8. MIKE ASHLEY BIDS FOR GAME
Mike Ashley’s Sports Direct has launched a £52 million bid for GAME Digital. Ashley already had a stake in the company and upped his share. Ashley only first bought its stake in GAME in 2017 and has now increased his holding to 38.49%. Crossing a 38% share requires him to make a formal takeover bid. Sports Direct has made a 30p per share offer for the company. Sports Direct hopes to bring stability to the struggling company amid high street turmoil. GAME’s share price jumped 23% in response to the news.
9. BANKS JUMP INTO CRYPTO
Major banks have revealed that they are working to launch crypto versions of global currencies next year. The banks include, UBS, Barclays, and Santander. The objective is to create a crypto coin to help speed up transactions and reduce costs. Many within the financial sector are sceptical whether blockchain solutions can truly offer this. The coin will be called the utility settlement coin (USC).
For more on how this coin will work check out Business Insiders’ report.
2020 could be a breakout year for blockchain as a major institutions are looking to release their own products. Facebook is also set to release its own blockchain based payment system. Check out our insight article Blockchain: Explained
10. ITUNES CLOSURE
Apple has announced that it will shut down iTunes. The tech giant will now split the app into three, named Music, TV and Podcasts. iTunes will be removed in the next Mac OS update later this year. The apps will focus on subscriptions for content streaming rather than purchasing of content, as was traditionally carried out in iTunes. iTunes was first released in 2001.

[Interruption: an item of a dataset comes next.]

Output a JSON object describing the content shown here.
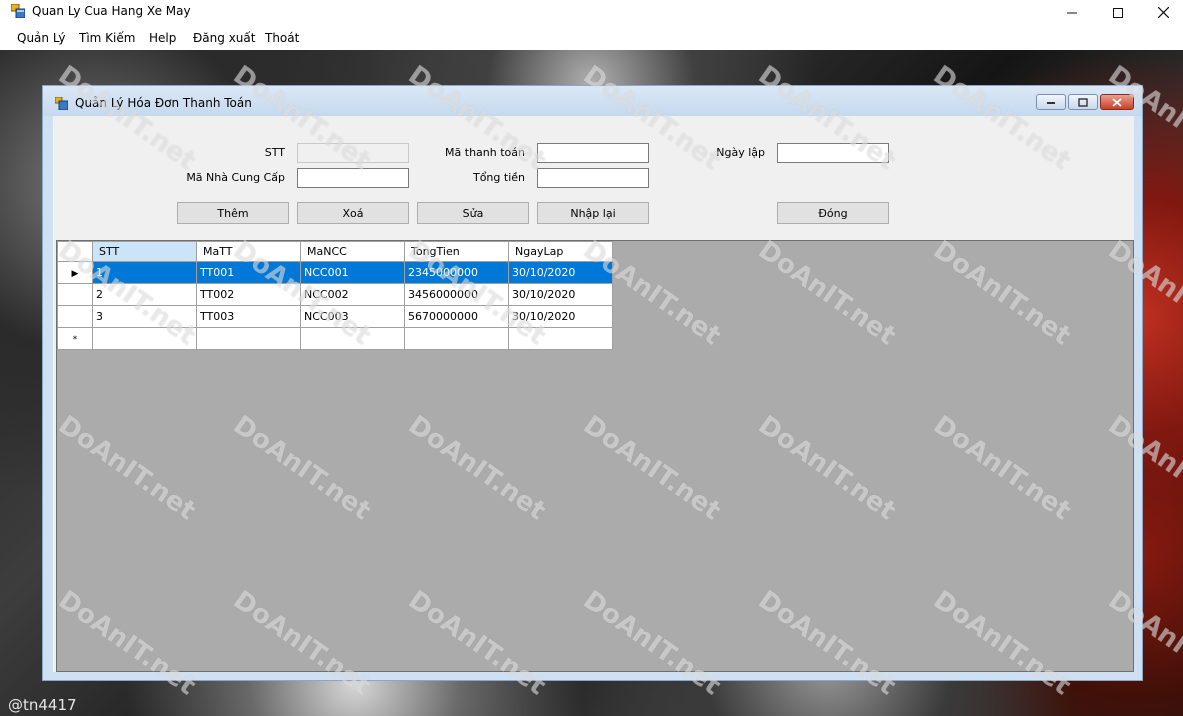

Apple made a number of shakeups in a recent event. It will launch an operating system designed specifically for iPads to improve the user experience. The Apple Watch will also receive its own unique App stores.
For more on the Apple event check out Sky News’ report.
Check out our insight article on the Apple credit card.